▸ **WORK INSTRUCTION**
Omit all pictures, then retype the data exactly as given.

▸ **RECORDS TO USE**
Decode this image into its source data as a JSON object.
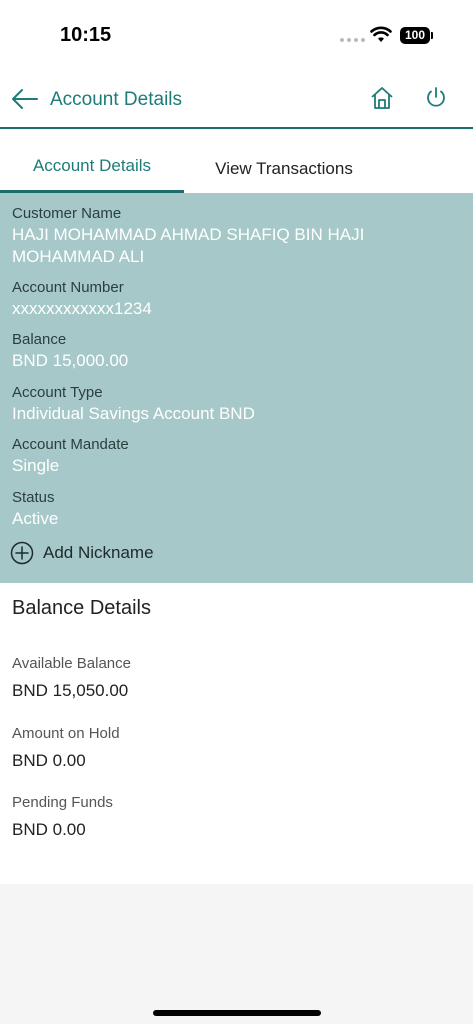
{
  "status_bar": {
    "time": "10:15",
    "battery": "100"
  },
  "header": {
    "title": "Account Details"
  },
  "tabs": [
    {
      "label": "Account Details"
    },
    {
      "label": "View Transactions"
    }
  ],
  "account": {
    "customer_name_label": "Customer Name",
    "customer_name": "HAJI MOHAMMAD AHMAD SHAFIQ BIN HAJI MOHAMMAD ALI",
    "account_number_label": "Account Number",
    "account_number": "xxxxxxxxxxxx1234",
    "balance_label": "Balance",
    "balance": "BND 15,000.00",
    "account_type_label": "Account Type",
    "account_type": "Individual Savings Account BND",
    "mandate_label": "Account Mandate",
    "mandate": "Single",
    "status_label": "Status",
    "status": "Active",
    "add_nickname": "Add Nickname"
  },
  "balance_details": {
    "title": "Balance Details",
    "available_label": "Available Balance",
    "available": "BND 15,050.00",
    "hold_label": "Amount on Hold",
    "hold": "BND 0.00",
    "pending_label": "Pending Funds",
    "pending": "BND 0.00"
  },
  "colors": {
    "accent": "#1d7c77",
    "details_bg": "#a6c8c8"
  },
  "icons": [
    "back-arrow-icon",
    "home-icon",
    "power-icon",
    "add-circle-icon",
    "wifi-icon"
  ]
}
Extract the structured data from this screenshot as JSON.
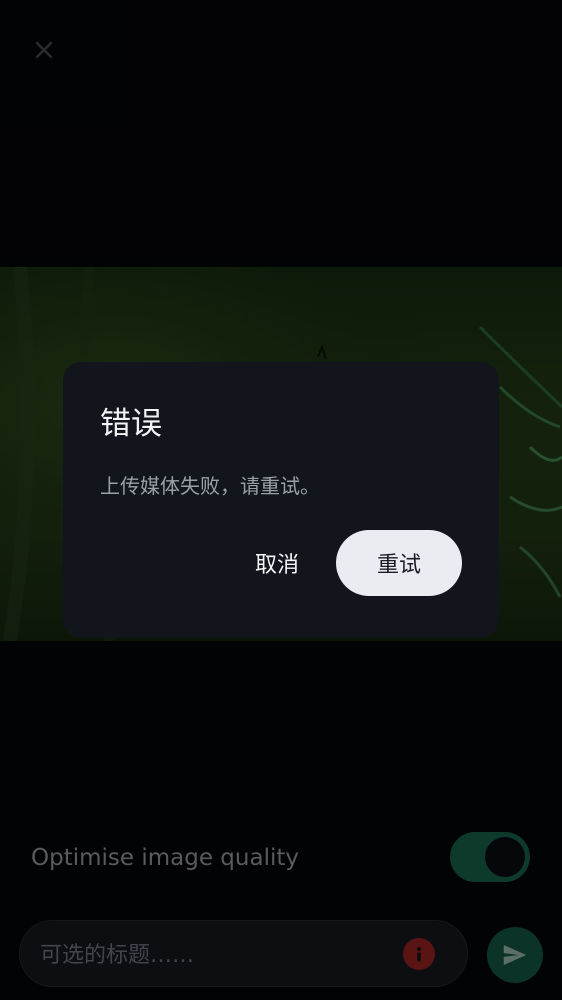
{
  "toolbar": {
    "close_icon": "close-icon"
  },
  "dialog": {
    "title": "错误",
    "message": "上传媒体失败，请重试。",
    "cancel_label": "取消",
    "retry_label": "重试"
  },
  "settings": {
    "optimise_label": "Optimise image quality",
    "optimise_enabled": true
  },
  "composer": {
    "caption_placeholder": "可选的标题……",
    "info_icon": "info-icon",
    "send_icon": "send-icon"
  },
  "colors": {
    "accent": "#0e3a2c",
    "error": "#5a1414",
    "dialog_bg": "#12151b",
    "retry_button_bg": "#e9ecf1"
  }
}
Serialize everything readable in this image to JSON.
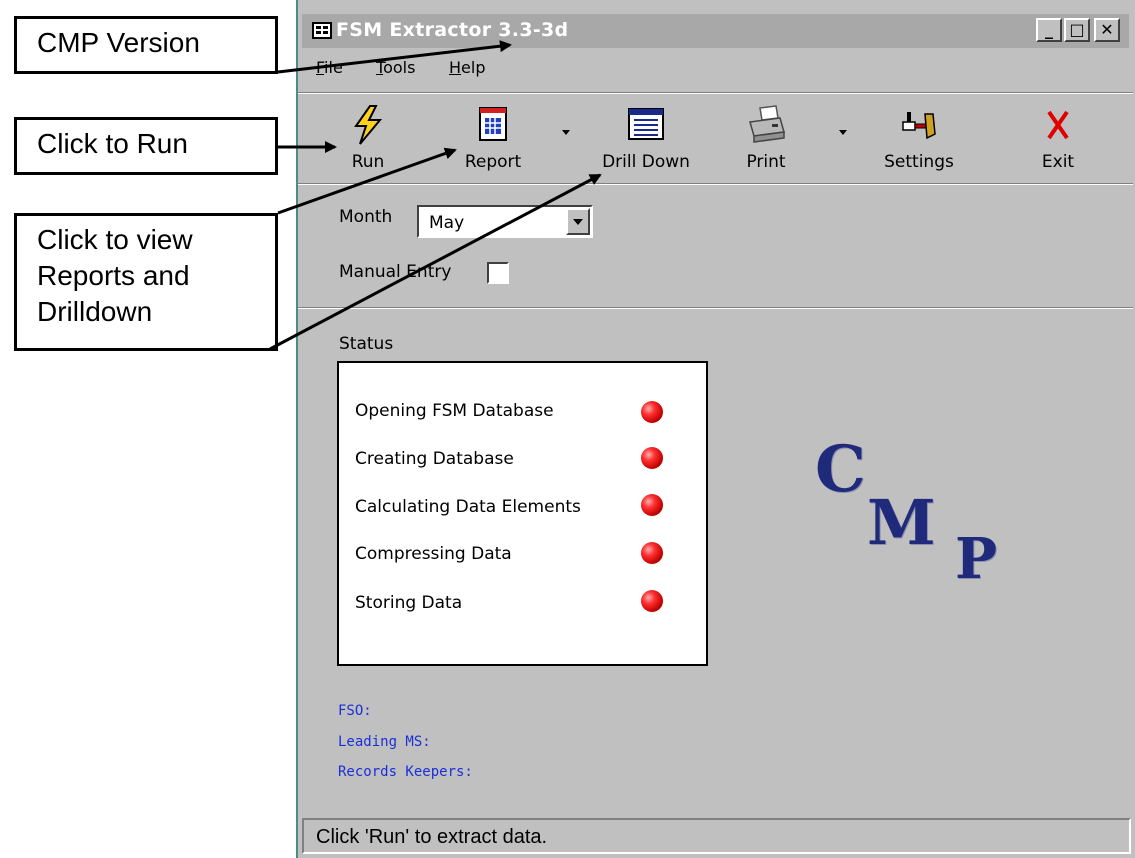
{
  "callouts": {
    "cmp_version": "CMP Version",
    "click_to_run": "Click to Run",
    "click_to_view_lines": [
      "Click to view",
      "Reports and",
      "Drilldown"
    ]
  },
  "window": {
    "title": "FSM Extractor 3.3-3d",
    "min_glyph": "_",
    "max_glyph": "□",
    "close_glyph": "✕"
  },
  "menu": {
    "file": {
      "hot": "F",
      "rest": "ile"
    },
    "tools": {
      "hot": "T",
      "rest": "ools"
    },
    "help": {
      "hot": "H",
      "rest": "elp"
    }
  },
  "toolbar": {
    "run": "Run",
    "report": "Report",
    "drill_down": "Drill Down",
    "print": "Print",
    "settings": "Settings",
    "exit": "Exit"
  },
  "form": {
    "month_label": "Month",
    "month_value": "May",
    "manual_entry_label": "Manual Entry",
    "manual_entry_checked": false
  },
  "status": {
    "heading": "Status",
    "steps": [
      "Opening FSM Database",
      "Creating Database",
      "Calculating Data Elements",
      "Compressing Data",
      "Storing Data"
    ]
  },
  "logo": {
    "c": "C",
    "m": "M",
    "p": "P",
    "color": "#1f2a7a"
  },
  "info": {
    "fso": "FSO:",
    "leading_ms": "Leading MS:",
    "records_keepers": "Records Keepers:"
  },
  "statusbar": {
    "text": "Click 'Run' to extract data."
  },
  "icons": {
    "run": "lightning-icon",
    "report": "calendar-icon",
    "drill_down": "table-icon",
    "print": "printer-icon",
    "settings": "tools-icon",
    "exit": "red-x-icon"
  }
}
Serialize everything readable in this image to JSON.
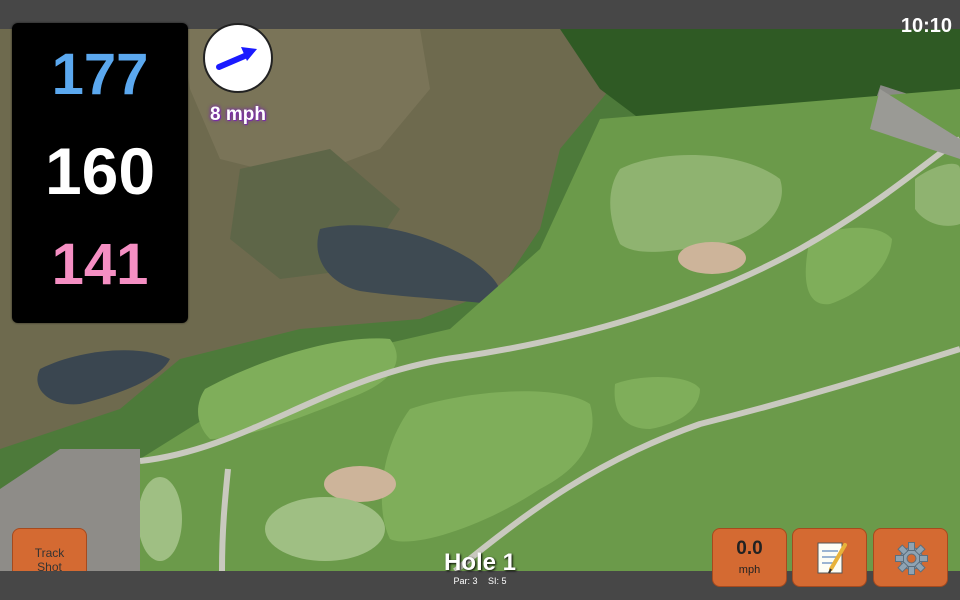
{
  "status": {
    "time": "10:10"
  },
  "yardages": {
    "back": "177",
    "middle": "160",
    "front": "141"
  },
  "wind": {
    "speed": "8 mph",
    "icon": "wind-direction-arrow-icon"
  },
  "hole": {
    "title": "Hole 1",
    "par": "Par: 3",
    "stroke_index": "SI: 5"
  },
  "buttons": {
    "track_shot_line1": "Track",
    "track_shot_line2": "Shot",
    "speed_value": "0.0",
    "speed_unit": "mph",
    "notes_icon": "notepad-icon",
    "settings_icon": "gear-icon"
  },
  "colors": {
    "back_yardage": "#5ba8ef",
    "middle_yardage": "#ffffff",
    "front_yardage": "#f58fc3",
    "button": "#d46a32",
    "wind_arrow": "#1a1aff"
  }
}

▸ **RESPONSE BOX**
Decode this image into its source data as a JSON object.
{
  "status_bar": {
    "time": "10:15",
    "battery": "100"
  },
  "header": {
    "title": "Account Details"
  },
  "tabs": [
    {
      "label": "Account Details"
    },
    {
      "label": "View Transactions"
    }
  ],
  "account": {
    "customer_name_label": "Customer Name",
    "customer_name": "HAJI MOHAMMAD AHMAD SHAFIQ BIN HAJI MOHAMMAD ALI",
    "account_number_label": "Account Number",
    "account_number": "xxxxxxxxxxxx1234",
    "balance_label": "Balance",
    "balance": "BND 15,000.00",
    "account_type_label": "Account Type",
    "account_type": "Individual Savings Account BND",
    "mandate_label": "Account Mandate",
    "mandate": "Single",
    "status_label": "Status",
    "status": "Active",
    "add_nickname": "Add Nickname"
  },
  "balance_details": {
    "title": "Balance Details",
    "available_label": "Available Balance",
    "available": "BND 15,050.00",
    "hold_label": "Amount on Hold",
    "hold": "BND 0.00",
    "pending_label": "Pending Funds",
    "pending": "BND 0.00"
  },
  "colors": {
    "accent": "#1d7c77",
    "details_bg": "#a6c8c8"
  },
  "icons": [
    "back-arrow-icon",
    "home-icon",
    "power-icon",
    "add-circle-icon",
    "wifi-icon"
  ]
}
Extract the structured data from this screenshot as JSON.
{
  "toolbar": {
    "close_icon": "close-icon"
  },
  "dialog": {
    "title": "错误",
    "message": "上传媒体失败，请重试。",
    "cancel_label": "取消",
    "retry_label": "重试"
  },
  "settings": {
    "optimise_label": "Optimise image quality",
    "optimise_enabled": true
  },
  "composer": {
    "caption_placeholder": "可选的标题……",
    "info_icon": "info-icon",
    "send_icon": "send-icon"
  },
  "colors": {
    "accent": "#0e3a2c",
    "error": "#5a1414",
    "dialog_bg": "#12151b",
    "retry_button_bg": "#e9ecf1"
  }
}
Serialize everything readable in this image to JSON.
{
  "callouts": {
    "cmp_version": "CMP Version",
    "click_to_run": "Click to Run",
    "click_to_view_lines": [
      "Click to view",
      "Reports and",
      "Drilldown"
    ]
  },
  "window": {
    "title": "FSM Extractor 3.3-3d",
    "min_glyph": "_",
    "max_glyph": "□",
    "close_glyph": "✕"
  },
  "menu": {
    "file": {
      "hot": "F",
      "rest": "ile"
    },
    "tools": {
      "hot": "T",
      "rest": "ools"
    },
    "help": {
      "hot": "H",
      "rest": "elp"
    }
  },
  "toolbar": {
    "run": "Run",
    "report": "Report",
    "drill_down": "Drill Down",
    "print": "Print",
    "settings": "Settings",
    "exit": "Exit"
  },
  "form": {
    "month_label": "Month",
    "month_value": "May",
    "manual_entry_label": "Manual Entry",
    "manual_entry_checked": false
  },
  "status": {
    "heading": "Status",
    "steps": [
      "Opening FSM Database",
      "Creating Database",
      "Calculating Data Elements",
      "Compressing Data",
      "Storing Data"
    ]
  },
  "logo": {
    "c": "C",
    "m": "M",
    "p": "P",
    "color": "#1f2a7a"
  },
  "info": {
    "fso": "FSO:",
    "leading_ms": "Leading MS:",
    "records_keepers": "Records Keepers:"
  },
  "statusbar": {
    "text": "Click 'Run' to extract data."
  },
  "icons": {
    "run": "lightning-icon",
    "report": "calendar-icon",
    "drill_down": "table-icon",
    "print": "printer-icon",
    "settings": "tools-icon",
    "exit": "red-x-icon"
  }
}
Serialize everything readable in this image to JSON.
{
  "status": {
    "time": "10:10"
  },
  "yardages": {
    "back": "177",
    "middle": "160",
    "front": "141"
  },
  "wind": {
    "speed": "8 mph",
    "icon": "wind-direction-arrow-icon"
  },
  "hole": {
    "title": "Hole 1",
    "par": "Par: 3",
    "stroke_index": "SI: 5"
  },
  "buttons": {
    "track_shot_line1": "Track",
    "track_shot_line2": "Shot",
    "speed_value": "0.0",
    "speed_unit": "mph",
    "notes_icon": "notepad-icon",
    "settings_icon": "gear-icon"
  },
  "colors": {
    "back_yardage": "#5ba8ef",
    "middle_yardage": "#ffffff",
    "front_yardage": "#f58fc3",
    "button": "#d46a32",
    "wind_arrow": "#1a1aff"
  }
}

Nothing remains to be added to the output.